RECORDS ▸
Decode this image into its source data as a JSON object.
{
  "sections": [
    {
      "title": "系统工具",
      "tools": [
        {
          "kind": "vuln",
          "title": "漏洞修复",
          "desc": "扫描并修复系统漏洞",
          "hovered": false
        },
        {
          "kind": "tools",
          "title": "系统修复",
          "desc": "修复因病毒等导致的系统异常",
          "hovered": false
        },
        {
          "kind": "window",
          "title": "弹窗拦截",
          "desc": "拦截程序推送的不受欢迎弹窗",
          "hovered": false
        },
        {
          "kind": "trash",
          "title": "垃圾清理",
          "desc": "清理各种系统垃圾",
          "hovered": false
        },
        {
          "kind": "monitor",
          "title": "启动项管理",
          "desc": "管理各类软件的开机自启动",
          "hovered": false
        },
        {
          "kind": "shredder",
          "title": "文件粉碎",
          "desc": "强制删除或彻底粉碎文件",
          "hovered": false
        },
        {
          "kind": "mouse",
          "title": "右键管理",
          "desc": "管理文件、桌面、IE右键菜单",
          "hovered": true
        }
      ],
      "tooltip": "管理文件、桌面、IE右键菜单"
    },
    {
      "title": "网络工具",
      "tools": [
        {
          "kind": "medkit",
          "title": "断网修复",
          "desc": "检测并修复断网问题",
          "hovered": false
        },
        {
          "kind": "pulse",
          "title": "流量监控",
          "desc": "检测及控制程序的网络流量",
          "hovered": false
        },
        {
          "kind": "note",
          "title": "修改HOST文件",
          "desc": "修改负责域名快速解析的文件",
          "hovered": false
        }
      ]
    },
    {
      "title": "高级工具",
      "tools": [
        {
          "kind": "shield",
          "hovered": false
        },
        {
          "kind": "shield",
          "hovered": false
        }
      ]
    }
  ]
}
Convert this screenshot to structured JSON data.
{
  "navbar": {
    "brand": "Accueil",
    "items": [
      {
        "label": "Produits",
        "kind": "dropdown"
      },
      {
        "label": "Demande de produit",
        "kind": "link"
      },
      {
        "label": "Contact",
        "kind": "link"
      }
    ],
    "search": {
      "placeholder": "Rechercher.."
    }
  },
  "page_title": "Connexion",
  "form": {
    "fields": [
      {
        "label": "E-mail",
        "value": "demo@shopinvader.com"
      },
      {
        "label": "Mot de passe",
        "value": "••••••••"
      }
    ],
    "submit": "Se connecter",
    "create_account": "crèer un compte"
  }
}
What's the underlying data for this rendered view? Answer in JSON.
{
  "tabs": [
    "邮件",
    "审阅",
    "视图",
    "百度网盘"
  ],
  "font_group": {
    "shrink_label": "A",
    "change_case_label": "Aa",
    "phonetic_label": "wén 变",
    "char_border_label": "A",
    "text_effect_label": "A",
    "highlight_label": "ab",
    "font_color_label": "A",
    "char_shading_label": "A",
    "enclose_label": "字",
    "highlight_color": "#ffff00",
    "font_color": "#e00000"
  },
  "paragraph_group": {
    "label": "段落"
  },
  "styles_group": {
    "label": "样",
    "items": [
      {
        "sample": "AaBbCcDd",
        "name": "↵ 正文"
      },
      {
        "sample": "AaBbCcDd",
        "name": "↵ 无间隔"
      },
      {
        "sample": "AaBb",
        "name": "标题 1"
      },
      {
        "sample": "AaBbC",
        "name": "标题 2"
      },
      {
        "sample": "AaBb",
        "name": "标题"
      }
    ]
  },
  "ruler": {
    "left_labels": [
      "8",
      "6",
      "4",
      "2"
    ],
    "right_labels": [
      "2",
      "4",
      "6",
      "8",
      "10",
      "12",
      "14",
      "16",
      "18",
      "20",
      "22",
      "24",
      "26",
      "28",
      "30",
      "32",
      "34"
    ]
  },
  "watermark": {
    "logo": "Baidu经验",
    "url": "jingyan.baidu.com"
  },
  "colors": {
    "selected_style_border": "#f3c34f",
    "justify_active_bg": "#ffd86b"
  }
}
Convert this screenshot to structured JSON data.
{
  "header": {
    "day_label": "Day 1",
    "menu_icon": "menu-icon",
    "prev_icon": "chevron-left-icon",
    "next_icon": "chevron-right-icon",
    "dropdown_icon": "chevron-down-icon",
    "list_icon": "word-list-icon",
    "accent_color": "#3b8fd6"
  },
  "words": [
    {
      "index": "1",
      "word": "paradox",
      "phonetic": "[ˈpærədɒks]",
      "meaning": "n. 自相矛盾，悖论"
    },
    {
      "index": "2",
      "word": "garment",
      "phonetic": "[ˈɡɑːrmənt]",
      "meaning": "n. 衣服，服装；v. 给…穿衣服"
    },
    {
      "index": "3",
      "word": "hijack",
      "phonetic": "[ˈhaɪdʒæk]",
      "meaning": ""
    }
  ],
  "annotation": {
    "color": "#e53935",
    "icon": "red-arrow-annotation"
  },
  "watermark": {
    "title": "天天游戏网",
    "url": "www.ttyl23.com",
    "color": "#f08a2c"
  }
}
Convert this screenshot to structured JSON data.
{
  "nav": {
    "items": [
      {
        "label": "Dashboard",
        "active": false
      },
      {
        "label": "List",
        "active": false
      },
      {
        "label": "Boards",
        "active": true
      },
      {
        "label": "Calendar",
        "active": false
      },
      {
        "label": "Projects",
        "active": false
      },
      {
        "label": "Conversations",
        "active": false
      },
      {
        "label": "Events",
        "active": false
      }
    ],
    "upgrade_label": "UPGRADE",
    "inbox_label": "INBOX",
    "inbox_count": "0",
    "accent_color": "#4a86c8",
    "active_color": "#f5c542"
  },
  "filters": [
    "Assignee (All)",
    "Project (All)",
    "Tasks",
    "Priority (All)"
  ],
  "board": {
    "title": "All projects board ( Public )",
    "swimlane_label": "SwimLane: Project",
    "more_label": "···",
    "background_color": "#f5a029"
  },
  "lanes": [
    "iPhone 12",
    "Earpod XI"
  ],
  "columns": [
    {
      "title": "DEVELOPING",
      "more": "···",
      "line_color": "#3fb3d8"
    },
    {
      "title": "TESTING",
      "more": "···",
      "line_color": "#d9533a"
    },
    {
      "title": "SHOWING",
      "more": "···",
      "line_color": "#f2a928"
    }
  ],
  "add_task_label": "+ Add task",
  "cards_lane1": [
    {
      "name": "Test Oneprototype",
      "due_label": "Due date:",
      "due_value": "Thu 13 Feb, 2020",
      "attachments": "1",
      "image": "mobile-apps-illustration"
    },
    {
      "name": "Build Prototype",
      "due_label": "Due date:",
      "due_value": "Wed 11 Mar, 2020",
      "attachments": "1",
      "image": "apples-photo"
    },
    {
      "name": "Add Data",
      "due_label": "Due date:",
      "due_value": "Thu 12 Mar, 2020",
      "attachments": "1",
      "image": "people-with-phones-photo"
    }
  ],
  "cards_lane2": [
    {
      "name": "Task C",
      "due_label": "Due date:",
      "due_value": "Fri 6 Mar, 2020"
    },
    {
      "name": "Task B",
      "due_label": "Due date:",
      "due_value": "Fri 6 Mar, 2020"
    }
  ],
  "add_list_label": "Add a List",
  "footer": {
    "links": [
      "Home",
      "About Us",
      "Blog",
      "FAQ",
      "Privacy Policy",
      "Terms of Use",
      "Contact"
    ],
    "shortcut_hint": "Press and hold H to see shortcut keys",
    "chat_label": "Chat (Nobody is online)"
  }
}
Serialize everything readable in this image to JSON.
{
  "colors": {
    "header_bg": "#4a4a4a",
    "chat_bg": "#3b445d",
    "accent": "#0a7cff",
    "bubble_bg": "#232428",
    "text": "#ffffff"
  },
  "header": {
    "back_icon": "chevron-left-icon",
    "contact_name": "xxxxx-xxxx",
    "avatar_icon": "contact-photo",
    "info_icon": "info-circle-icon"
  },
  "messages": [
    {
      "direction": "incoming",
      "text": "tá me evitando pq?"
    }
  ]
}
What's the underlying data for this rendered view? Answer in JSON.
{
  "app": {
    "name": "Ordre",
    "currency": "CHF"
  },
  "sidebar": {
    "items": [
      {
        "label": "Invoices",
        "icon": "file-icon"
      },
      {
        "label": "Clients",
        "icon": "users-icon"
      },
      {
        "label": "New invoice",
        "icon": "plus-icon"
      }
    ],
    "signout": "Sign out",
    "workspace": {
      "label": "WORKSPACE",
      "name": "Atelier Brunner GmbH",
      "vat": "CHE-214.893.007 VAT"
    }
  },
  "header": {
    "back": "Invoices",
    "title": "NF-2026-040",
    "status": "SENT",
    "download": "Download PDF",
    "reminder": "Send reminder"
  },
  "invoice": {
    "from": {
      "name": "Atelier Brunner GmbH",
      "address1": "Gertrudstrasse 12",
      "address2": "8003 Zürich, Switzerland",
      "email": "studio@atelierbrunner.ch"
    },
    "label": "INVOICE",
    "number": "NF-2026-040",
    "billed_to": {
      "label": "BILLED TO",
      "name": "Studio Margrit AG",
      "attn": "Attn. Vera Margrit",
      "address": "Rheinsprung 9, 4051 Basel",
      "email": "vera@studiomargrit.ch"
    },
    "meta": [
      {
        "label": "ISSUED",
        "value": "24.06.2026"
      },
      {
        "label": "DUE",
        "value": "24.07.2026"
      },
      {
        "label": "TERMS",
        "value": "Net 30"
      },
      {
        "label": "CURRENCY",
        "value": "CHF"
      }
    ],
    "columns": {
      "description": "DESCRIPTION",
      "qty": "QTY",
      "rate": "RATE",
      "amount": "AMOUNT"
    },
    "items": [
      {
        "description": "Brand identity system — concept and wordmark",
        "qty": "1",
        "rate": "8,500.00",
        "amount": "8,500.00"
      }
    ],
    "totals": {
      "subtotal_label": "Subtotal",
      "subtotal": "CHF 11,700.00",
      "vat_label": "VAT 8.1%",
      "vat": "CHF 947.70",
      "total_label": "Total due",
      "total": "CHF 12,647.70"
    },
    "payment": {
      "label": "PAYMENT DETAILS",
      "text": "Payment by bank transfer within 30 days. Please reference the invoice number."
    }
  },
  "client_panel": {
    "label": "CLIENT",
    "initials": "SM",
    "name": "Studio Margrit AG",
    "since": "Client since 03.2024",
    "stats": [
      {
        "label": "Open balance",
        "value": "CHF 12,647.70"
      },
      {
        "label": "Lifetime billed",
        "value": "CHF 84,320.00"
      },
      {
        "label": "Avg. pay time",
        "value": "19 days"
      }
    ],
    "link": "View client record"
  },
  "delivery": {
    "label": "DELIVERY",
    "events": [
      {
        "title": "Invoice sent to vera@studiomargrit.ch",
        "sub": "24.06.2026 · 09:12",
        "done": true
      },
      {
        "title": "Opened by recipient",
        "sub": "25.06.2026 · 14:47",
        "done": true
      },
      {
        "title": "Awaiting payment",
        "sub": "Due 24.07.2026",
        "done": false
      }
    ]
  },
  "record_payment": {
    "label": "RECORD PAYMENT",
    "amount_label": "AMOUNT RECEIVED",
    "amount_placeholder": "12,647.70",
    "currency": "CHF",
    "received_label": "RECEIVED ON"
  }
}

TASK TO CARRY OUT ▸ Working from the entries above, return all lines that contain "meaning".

TASK ANSWER ▸
      "meaning": "n. 自相矛盾，悖论"
      "meaning": "n. 衣服，服装；v. 给…穿衣服"
      "meaning": ""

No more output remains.